Ted S. Warren/file / AP Photo

It’s been five years since Washington first launched a strategy to tackle ocean acidification. A new report from the state says it’s still getting worse, but advances are being made on how to adapt and mitigate the problem.

Courtesy Recreational Shellfish Program, Washington State Department of Health

Mild summer weather is nice for enjoying a day at the beach. But the sunny days also create favorable conditions for poisonous bacteria that can cause illness and closures for shellfish harvesting.

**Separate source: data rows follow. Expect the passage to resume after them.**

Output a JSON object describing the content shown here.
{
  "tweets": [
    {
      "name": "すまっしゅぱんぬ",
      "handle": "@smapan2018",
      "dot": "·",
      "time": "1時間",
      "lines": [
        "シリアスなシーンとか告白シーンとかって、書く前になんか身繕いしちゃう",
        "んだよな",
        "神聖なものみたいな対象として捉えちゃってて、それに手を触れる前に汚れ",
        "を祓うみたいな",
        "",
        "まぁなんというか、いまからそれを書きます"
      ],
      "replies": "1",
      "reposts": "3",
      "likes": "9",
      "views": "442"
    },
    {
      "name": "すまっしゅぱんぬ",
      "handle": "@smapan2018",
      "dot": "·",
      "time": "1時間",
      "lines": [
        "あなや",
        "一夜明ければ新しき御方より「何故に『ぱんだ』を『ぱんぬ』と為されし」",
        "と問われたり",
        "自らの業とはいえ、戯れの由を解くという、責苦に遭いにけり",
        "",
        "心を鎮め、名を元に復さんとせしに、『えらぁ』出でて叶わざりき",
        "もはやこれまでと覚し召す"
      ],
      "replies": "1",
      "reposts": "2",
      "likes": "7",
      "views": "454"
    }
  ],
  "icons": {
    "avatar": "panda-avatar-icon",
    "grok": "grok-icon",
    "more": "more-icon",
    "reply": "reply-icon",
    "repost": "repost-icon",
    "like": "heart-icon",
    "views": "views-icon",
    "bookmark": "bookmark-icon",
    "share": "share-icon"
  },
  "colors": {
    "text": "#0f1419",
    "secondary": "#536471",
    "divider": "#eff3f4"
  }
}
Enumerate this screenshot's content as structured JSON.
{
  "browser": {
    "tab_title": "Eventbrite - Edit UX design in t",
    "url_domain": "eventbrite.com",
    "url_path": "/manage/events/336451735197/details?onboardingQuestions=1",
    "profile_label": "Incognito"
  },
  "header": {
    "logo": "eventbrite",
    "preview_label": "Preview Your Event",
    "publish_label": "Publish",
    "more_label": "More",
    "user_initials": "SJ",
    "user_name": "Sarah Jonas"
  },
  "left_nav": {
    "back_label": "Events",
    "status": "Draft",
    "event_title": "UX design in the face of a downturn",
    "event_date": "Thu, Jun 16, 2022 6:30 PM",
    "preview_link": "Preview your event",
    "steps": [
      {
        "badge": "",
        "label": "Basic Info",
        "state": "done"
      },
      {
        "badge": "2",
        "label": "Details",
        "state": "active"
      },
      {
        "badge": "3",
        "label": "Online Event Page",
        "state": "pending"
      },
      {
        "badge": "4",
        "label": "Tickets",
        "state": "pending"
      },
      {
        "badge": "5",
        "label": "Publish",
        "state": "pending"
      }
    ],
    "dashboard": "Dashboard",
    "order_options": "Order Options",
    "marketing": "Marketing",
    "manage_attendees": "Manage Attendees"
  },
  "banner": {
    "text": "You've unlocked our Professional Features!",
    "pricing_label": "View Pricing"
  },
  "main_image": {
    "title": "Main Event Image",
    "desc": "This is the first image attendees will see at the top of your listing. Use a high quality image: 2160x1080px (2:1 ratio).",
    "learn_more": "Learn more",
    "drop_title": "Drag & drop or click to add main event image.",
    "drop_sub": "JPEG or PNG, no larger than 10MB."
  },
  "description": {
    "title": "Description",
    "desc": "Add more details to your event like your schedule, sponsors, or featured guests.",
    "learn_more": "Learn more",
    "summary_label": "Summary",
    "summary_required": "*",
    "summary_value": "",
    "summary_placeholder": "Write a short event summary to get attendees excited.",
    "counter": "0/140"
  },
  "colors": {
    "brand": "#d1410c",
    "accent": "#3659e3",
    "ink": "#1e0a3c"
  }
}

Numerous beaches in the central Puget Sound area are closed to recreational shellfish harvesting. The presence of Paralytic Shellfish Poison, known as PSP, resulted in a new closure extending from Seattle’s Alki Beach south to the Pierce County line, including Vashon Island. It spread there from Kitsap County.

Bellamy Pailthorp photo / KPLU News

Ocean health is at stake as Congress decides whether to confirm the next head of the National Oceanic and Atmospheric Administration.

The nominee faced tough questions from Washington Senator Maria Cantwell, about funding for research of and adaptation to ocean acidification.

zenobia_joy Photo / Flickr

Good news for those who love local oysters and clams: the state Department of Health says there’s been a steady improvement in water quality for nearly a decade, leading to fewer closures of shellfish beds in Puget Sound.

The key measure is of fecal coliform bacteria, which lives in human and animal waste. Runoff from farms and leaky sewage systems carries the bacteria and contaminates shellfish beds. People who eat the polluted shellfish can get sick.

This story has been updated to correct the dollar amount the state believes to have been poached.

Last summer, we brought you a story about gaps in the system that's supposed to keep Washington shellfish safe to eat. Now state lawmakers appear ready to get tougher with shellfish operators who violate food safety laws.